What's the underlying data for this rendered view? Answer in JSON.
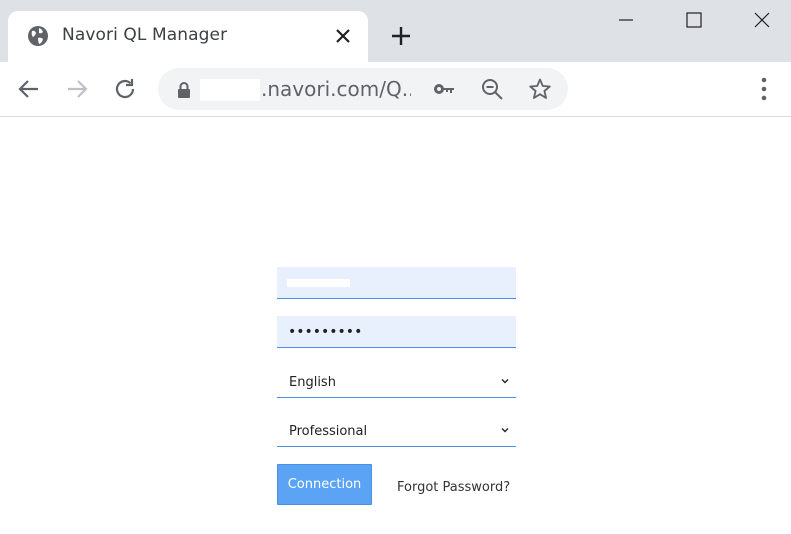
{
  "browser": {
    "tab": {
      "title": "Navori QL Manager",
      "icon": "globe-icon"
    },
    "address_bar": {
      "url_visible": ".navori.com/Q..."
    },
    "colors": {
      "tabstrip": "#dee1e6",
      "omnibox": "#f1f3f4"
    }
  },
  "login": {
    "username": {
      "value": ""
    },
    "password": {
      "value": "•••••••••"
    },
    "language": {
      "selected": "English"
    },
    "edition": {
      "selected": "Professional"
    },
    "connect_label": "Connection",
    "forgot_label": "Forgot Password?",
    "colors": {
      "field_bg": "#e8f0fe",
      "accent": "#4a90e2",
      "button": "#5aa3f5"
    }
  }
}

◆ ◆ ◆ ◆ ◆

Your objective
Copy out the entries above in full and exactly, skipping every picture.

Task result
What's the underlying data for this rendered view? Answer in JSON.
{
  "browser": {
    "tab": {
      "title": "Navori QL Manager",
      "icon": "globe-icon"
    },
    "address_bar": {
      "url_visible": ".navori.com/Q..."
    },
    "colors": {
      "tabstrip": "#dee1e6",
      "omnibox": "#f1f3f4"
    }
  },
  "login": {
    "username": {
      "value": ""
    },
    "password": {
      "value": "•••••••••"
    },
    "language": {
      "selected": "English"
    },
    "edition": {
      "selected": "Professional"
    },
    "connect_label": "Connection",
    "forgot_label": "Forgot Password?",
    "colors": {
      "field_bg": "#e8f0fe",
      "accent": "#4a90e2",
      "button": "#5aa3f5"
    }
  }
}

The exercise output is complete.